Information provided:
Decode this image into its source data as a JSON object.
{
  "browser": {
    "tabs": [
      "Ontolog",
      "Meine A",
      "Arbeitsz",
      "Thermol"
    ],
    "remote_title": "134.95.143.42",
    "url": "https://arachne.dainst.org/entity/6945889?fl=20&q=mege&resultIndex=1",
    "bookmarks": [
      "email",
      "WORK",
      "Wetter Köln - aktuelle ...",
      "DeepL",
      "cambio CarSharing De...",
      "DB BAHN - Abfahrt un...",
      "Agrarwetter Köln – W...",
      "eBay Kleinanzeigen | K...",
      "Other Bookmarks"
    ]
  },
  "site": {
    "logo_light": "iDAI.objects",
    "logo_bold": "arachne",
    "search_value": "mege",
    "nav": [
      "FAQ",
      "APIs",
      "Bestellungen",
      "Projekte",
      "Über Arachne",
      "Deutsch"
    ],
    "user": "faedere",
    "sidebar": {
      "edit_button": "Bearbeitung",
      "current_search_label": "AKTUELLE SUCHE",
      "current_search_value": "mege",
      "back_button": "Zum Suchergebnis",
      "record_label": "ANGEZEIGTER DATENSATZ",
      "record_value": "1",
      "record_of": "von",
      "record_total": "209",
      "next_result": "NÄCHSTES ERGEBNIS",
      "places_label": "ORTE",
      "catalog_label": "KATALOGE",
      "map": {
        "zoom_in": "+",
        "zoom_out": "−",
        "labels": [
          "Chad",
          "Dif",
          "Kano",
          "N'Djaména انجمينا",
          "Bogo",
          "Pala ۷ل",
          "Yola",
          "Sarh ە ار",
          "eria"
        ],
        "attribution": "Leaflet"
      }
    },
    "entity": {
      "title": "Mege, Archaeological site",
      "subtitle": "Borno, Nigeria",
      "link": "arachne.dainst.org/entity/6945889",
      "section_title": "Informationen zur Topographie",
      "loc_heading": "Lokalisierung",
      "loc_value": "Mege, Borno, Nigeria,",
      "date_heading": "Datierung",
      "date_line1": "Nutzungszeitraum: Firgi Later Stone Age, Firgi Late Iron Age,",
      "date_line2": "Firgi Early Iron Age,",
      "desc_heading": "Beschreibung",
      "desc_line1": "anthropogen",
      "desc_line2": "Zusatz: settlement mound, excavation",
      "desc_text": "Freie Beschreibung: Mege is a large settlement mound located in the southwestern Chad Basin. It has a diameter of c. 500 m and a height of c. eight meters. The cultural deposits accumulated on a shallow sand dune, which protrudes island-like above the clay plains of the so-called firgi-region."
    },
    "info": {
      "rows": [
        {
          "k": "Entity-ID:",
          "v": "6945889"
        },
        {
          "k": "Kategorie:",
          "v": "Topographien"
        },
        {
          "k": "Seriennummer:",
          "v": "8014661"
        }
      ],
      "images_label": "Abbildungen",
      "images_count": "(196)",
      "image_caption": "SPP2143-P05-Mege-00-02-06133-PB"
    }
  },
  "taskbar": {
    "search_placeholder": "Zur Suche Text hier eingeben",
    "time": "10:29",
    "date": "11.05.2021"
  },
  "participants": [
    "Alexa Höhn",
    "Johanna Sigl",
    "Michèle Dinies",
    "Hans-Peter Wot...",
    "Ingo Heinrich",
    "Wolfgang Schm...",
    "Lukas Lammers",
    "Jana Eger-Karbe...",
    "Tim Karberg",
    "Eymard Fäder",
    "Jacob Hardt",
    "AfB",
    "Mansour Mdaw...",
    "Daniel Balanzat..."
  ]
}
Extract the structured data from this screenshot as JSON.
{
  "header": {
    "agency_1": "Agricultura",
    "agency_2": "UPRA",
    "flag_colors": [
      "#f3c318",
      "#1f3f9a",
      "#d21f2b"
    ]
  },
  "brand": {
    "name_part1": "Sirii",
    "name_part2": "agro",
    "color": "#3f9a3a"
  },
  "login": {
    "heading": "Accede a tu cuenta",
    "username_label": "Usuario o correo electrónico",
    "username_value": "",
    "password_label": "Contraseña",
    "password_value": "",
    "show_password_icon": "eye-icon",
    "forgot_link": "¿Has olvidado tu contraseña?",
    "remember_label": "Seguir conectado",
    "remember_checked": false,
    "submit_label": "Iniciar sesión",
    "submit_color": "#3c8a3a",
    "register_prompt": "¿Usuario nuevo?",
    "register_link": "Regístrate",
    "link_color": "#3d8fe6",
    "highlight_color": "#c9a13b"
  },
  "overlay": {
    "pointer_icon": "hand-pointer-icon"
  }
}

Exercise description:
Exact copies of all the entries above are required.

Task response:
Decode this image into its source data as a JSON object.
{
  "browser": {
    "tabs": [
      "Ontolog",
      "Meine A",
      "Arbeitsz",
      "Thermol"
    ],
    "remote_title": "134.95.143.42",
    "url": "https://arachne.dainst.org/entity/6945889?fl=20&q=mege&resultIndex=1",
    "bookmarks": [
      "email",
      "WORK",
      "Wetter Köln - aktuelle ...",
      "DeepL",
      "cambio CarSharing De...",
      "DB BAHN - Abfahrt un...",
      "Agrarwetter Köln – W...",
      "eBay Kleinanzeigen | K...",
      "Other Bookmarks"
    ]
  },
  "site": {
    "logo_light": "iDAI.objects",
    "logo_bold": "arachne",
    "search_value": "mege",
    "nav": [
      "FAQ",
      "APIs",
      "Bestellungen",
      "Projekte",
      "Über Arachne",
      "Deutsch"
    ],
    "user": "faedere",
    "sidebar": {
      "edit_button": "Bearbeitung",
      "current_search_label": "AKTUELLE SUCHE",
      "current_search_value": "mege",
      "back_button": "Zum Suchergebnis",
      "record_label": "ANGEZEIGTER DATENSATZ",
      "record_value": "1",
      "record_of": "von",
      "record_total": "209",
      "next_result": "NÄCHSTES ERGEBNIS",
      "places_label": "ORTE",
      "catalog_label": "KATALOGE",
      "map": {
        "zoom_in": "+",
        "zoom_out": "−",
        "labels": [
          "Chad",
          "Dif",
          "Kano",
          "N'Djaména انجمينا",
          "Bogo",
          "Pala ۷ل",
          "Yola",
          "Sarh ە ار",
          "eria"
        ],
        "attribution": "Leaflet"
      }
    },
    "entity": {
      "title": "Mege, Archaeological site",
      "subtitle": "Borno, Nigeria",
      "link": "arachne.dainst.org/entity/6945889",
      "section_title": "Informationen zur Topographie",
      "loc_heading": "Lokalisierung",
      "loc_value": "Mege, Borno, Nigeria,",
      "date_heading": "Datierung",
      "date_line1": "Nutzungszeitraum: Firgi Later Stone Age, Firgi Late Iron Age,",
      "date_line2": "Firgi Early Iron Age,",
      "desc_heading": "Beschreibung",
      "desc_line1": "anthropogen",
      "desc_line2": "Zusatz: settlement mound, excavation",
      "desc_text": "Freie Beschreibung: Mege is a large settlement mound located in the southwestern Chad Basin. It has a diameter of c. 500 m and a height of c. eight meters. The cultural deposits accumulated on a shallow sand dune, which protrudes island-like above the clay plains of the so-called firgi-region."
    },
    "info": {
      "rows": [
        {
          "k": "Entity-ID:",
          "v": "6945889"
        },
        {
          "k": "Kategorie:",
          "v": "Topographien"
        },
        {
          "k": "Seriennummer:",
          "v": "8014661"
        }
      ],
      "images_label": "Abbildungen",
      "images_count": "(196)",
      "image_caption": "SPP2143-P05-Mege-00-02-06133-PB"
    }
  },
  "taskbar": {
    "search_placeholder": "Zur Suche Text hier eingeben",
    "time": "10:29",
    "date": "11.05.2021"
  },
  "participants": [
    "Alexa Höhn",
    "Johanna Sigl",
    "Michèle Dinies",
    "Hans-Peter Wot...",
    "Ingo Heinrich",
    "Wolfgang Schm...",
    "Lukas Lammers",
    "Jana Eger-Karbe...",
    "Tim Karberg",
    "Eymard Fäder",
    "Jacob Hardt",
    "AfB",
    "Mansour Mdaw...",
    "Daniel Balanzat..."
  ]
}
Extract the structured data from this screenshot as JSON.
{
  "header": {
    "agency_1": "Agricultura",
    "agency_2": "UPRA",
    "flag_colors": [
      "#f3c318",
      "#1f3f9a",
      "#d21f2b"
    ]
  },
  "brand": {
    "name_part1": "Sirii",
    "name_part2": "agro",
    "color": "#3f9a3a"
  },
  "login": {
    "heading": "Accede a tu cuenta",
    "username_label": "Usuario o correo electrónico",
    "username_value": "",
    "password_label": "Contraseña",
    "password_value": "",
    "show_password_icon": "eye-icon",
    "forgot_link": "¿Has olvidado tu contraseña?",
    "remember_label": "Seguir conectado",
    "remember_checked": false,
    "submit_label": "Iniciar sesión",
    "submit_color": "#3c8a3a",
    "register_prompt": "¿Usuario nuevo?",
    "register_link": "Regístrate",
    "link_color": "#3d8fe6",
    "highlight_color": "#c9a13b"
  },
  "overlay": {
    "pointer_icon": "hand-pointer-icon"
  }
}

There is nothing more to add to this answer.